#### RECORDS SUPPLIED:
-*-

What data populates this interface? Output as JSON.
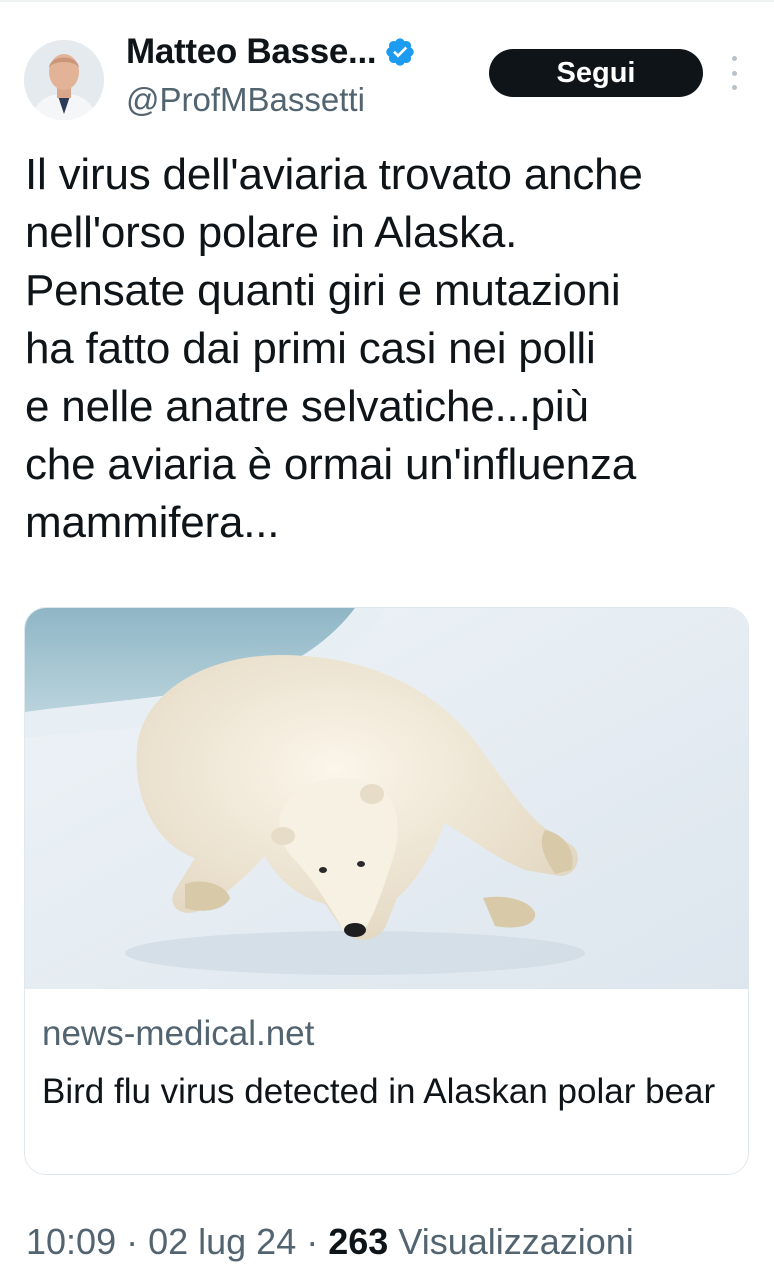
{
  "author": {
    "name": "Matteo Basse...",
    "handle": "@ProfMBassetti",
    "verified": true
  },
  "follow_label": "Segui",
  "tweet": {
    "text": "Il virus dell'aviaria trovato anche\nnell'orso polare in Alaska.\nPensate quanti giri e mutazioni\nha fatto dai primi casi nei polli\ne nelle anatre selvatiche...più\nche aviaria è ormai un'influenza\nmammifera..."
  },
  "card": {
    "domain": "news-medical.net",
    "title": "Bird flu virus detected in Alaskan polar bear",
    "image": "polar-bear-on-snow"
  },
  "meta": {
    "time": "10:09",
    "date": "02 lug 24",
    "views_count": "263",
    "views_label": "Visualizzazioni"
  },
  "colors": {
    "verified_blue": "#1d9bf0",
    "follow_bg": "#0f1419",
    "secondary_text": "#536471"
  }
}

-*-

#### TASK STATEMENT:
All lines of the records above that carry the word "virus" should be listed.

#### ANSWER TO THE PROBLEM:
    "text": "Il virus dell'aviaria trovato anche\nnell'orso polare in Alaska.\nPensate quanti giri e mutazioni\nha fatto dai primi casi nei polli\ne nelle anatre selvatiche...più\nche aviaria è ormai un'influenza\nmammifera..."
    "title": "Bird flu virus detected in Alaskan polar bear",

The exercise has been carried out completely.